Next, we attached the 2x8x16 face board, resting it on the notched posts and screwing it into place. We used this to measure the height of our center post and we only notched the post along the top outside for the face board to rest on.
At this point, the outside frame of the extension was done, so we were able to space out the remaining joists and attach them at both ends using the joist hangers and joist nails. We checked each joist was level before securing it.
4) Extra Support
Since we didn’t build the original deck and couldn’t vouch for it’s structural support, we didn’t feel comfortable adding the weight of the extension without additional support. We decided to run another 2x8x16 board under the new joists and close to the original deck structure.
We came out about a foot from the original deck posts and leveled/set 3 more deck blocks in place. We measured out 3 more 4×4 posts and notched each for the 2x8x16 to rest on. We attached it to the posts with screws and then attached the 2x8x16 to the crossing joists using twist straps.

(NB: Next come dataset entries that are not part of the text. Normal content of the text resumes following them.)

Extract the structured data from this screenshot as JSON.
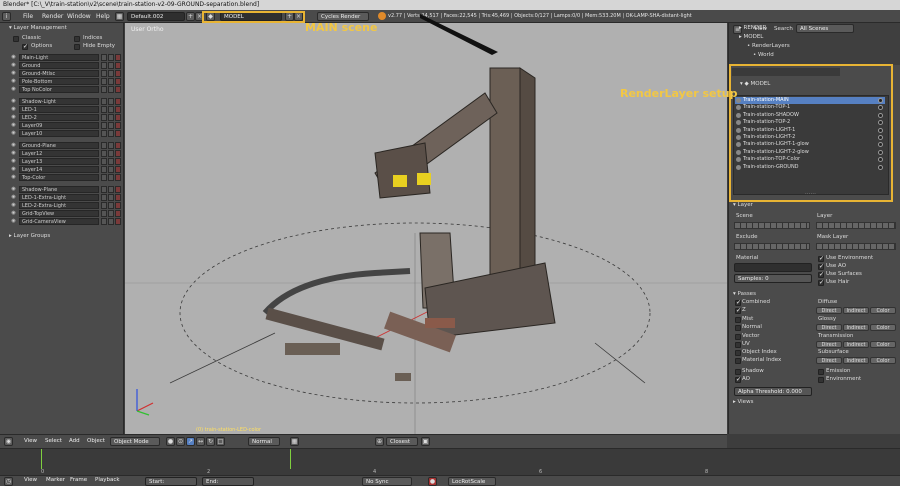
{
  "window": {
    "title": "Blender* [C:\\_V\\train-station\\v2\\scene\\train-station-v2-09-GROUND-separation.blend]"
  },
  "menubar": {
    "file": "File",
    "render": "Render",
    "window": "Window",
    "help": "Help",
    "screen_layout": "Default.002",
    "scene_name": "MODEL",
    "render_engine": "Cycles Render",
    "stats": "v2.77 | Verts:24,517 | Faces:22,545 | Tris:45,469 | Objects:0/127 | Lamps:0/0 | Mem:533.20M | OK-LAMP-SHA-distant-light"
  },
  "annotations": {
    "main_scene": "MAIN scene",
    "renderlayer_setup": "RenderLayer setup"
  },
  "left_panel": {
    "section_layer_management": "Layer Management",
    "classic": "Classic",
    "indices": "Indices",
    "options": "Options",
    "hide_empty": "Hide Empty",
    "layers_group1": [
      "Main-Light",
      "Ground",
      "Ground-Mtlsc",
      "Pole-Bottom",
      "Top NoColor"
    ],
    "layers_group2": [
      "Shadow-Light",
      "LED-1",
      "LED-2",
      "Layer09",
      "Layer10"
    ],
    "layers_group3": [
      "Ground-Plane",
      "Layer12",
      "Layer13",
      "Layer14",
      "Top-Color"
    ],
    "layers_group4": [
      "Shadow-Plane",
      "LED-1-Extra-Light",
      "LED-2-Extra-Light",
      "Grid-TopView",
      "Grid-CameraView"
    ],
    "section_layer_groups": "Layer Groups"
  },
  "viewport": {
    "label": "User Ortho",
    "bottom_label": "(0) train-station-LED-color"
  },
  "outliner": {
    "view": "View",
    "search": "Search",
    "all_scenes": "All Scenes",
    "items": [
      "RENDER",
      "MODEL",
      "RenderLayers",
      "World"
    ]
  },
  "properties": {
    "context": "MODEL",
    "renderlayers": [
      "Train-station-MAIN",
      "Train-station-TOP-1",
      "Train-station-SHADOW",
      "Train-station-TOP-2",
      "Train-station-LIGHT-1",
      "Train-station-LIGHT-2",
      "Train-station-LIGHT-1-glow",
      "Train-station-LIGHT-2-glow",
      "Train-station-TOP-Color",
      "Train-station-GROUND"
    ],
    "layer_section": "Layer",
    "scene": "Scene",
    "layer": "Layer",
    "exclude": "Exclude",
    "mask_layer": "Mask Layer",
    "material": "Material",
    "samples": "Samples:",
    "samples_value": "0",
    "use_environment": "Use Environment",
    "use_ao": "Use AO",
    "use_surfaces": "Use Surfaces",
    "use_hair": "Use Hair",
    "passes_section": "Passes",
    "combined": "Combined",
    "z": "Z",
    "mist": "Mist",
    "normal": "Normal",
    "vector": "Vector",
    "uv": "UV",
    "object_index": "Object Index",
    "material_index": "Material Index",
    "shadow": "Shadow",
    "ao": "AO",
    "diffuse": "Diffuse",
    "glossy": "Glossy",
    "transmission": "Transmission",
    "subsurface": "Subsurface",
    "emission": "Emission",
    "environment": "Environment",
    "direct": "Direct",
    "indirect": "Indirect",
    "color": "Color",
    "alpha_threshold": "Alpha Threshold:",
    "alpha_threshold_value": "0.000",
    "views_section": "Views"
  },
  "view_header": {
    "view": "View",
    "select": "Select",
    "add": "Add",
    "object": "Object",
    "mode": "Object Mode",
    "pivot": "Normal",
    "snap": "Closest"
  },
  "timeline_header": {
    "view": "View",
    "marker": "Marker",
    "frame": "Frame",
    "playback": "Playback",
    "start": "Start:",
    "end": "End:",
    "sync": "No Sync",
    "keying": "LocRotScale"
  },
  "timeline_ticks": [
    "0",
    "2",
    "4",
    "6",
    "8"
  ]
}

We also used smaller pieces of 2×8 to add extra bracing and support between the joists surrounding the deck support posts.
5) Deck Boards
After that we were able to start placing the deck boards and screwing them into position. Since the boards are never perfect and some are a little bowed, we used a longer 2×4 to wedge against them for leverage to position them as tightly together as possible. The boards will shrink some and will cause some gaps, so it was best to place them without a gap.
Once all the boards were screwed down, we used the circular saw to trim off the edges of the deck boards to make an even edge, so we could go back and screw a fascia board along the two sides to cover the appearance of all the ends of the deck boards.
We also replaced several of the existing deck boards that were in rough shape.
We did the handrail a bit differently. We wanted to be able to put up some sort of shade covering above the new deck portion and so we needed tall posts. Instead of having continuous posts from the deck blocks up to the height of the handrail, we chose to add taller 4×4’s and bolt them to the support posts at the outside edge of the deck. The posts we added on the far side of the deck were standard height and were also bolted in place.
To construct the handrail, we screwed 2×4’s together in an ‘L’ shape and attached them between the posts using pocket holes made with the Kreg Jig. You can learn more on how to use a Kreg Jig here. We then screwed a deck board on top of those supports as the top of the handrail. We notched the deck board to fit around the 4×4 posts. We put the handrail at about 36” high.
Instead of adding back a ton of 2×2 balusters, we wanted to do cable railing. We used a scrap board and made a jig with pre-drilled holes spaced evenly apart and used it to drill holes through the railing posts.
We put eye hooks into the posts far opposite each other and on one end we added a turnbuckle. We used a ferrule and a swaging tool to crimp them closed and keep the cable from slipping.
We then ran the cable through the pre-drilled holes in the posts and around to the other eye hook and used another crimped ferrule to secure the cable on that end. The turnbuckle was used to further tighten the cable. We repeated this for 2 more rows of cable.
If you’d like a printable supplies and steps list for how we did our project you can grab it from my FREE projects library!
And ta-da! A larger deck space! It was definitely a long, hot, sweaty project but we are very proud of our accomplishments and the money we were able to save by spending a few weekends on our own DIY deck extension.
Since we hadn’t done this before, there were definitely some struggles and re-do’s along the way, but we managed and couldn’t be happier! We increased our deck space by roughly 100 sqft. Please share if you have tackled your own deck extension…I’d love to see pics!
Until next time,
P.S. – This is part 1 of a 5 part series for our overall deck project.
Part 2 – DIY deck shade
Part 3 – DIY hinged deck rail dining
Part 5 – How to stain a deck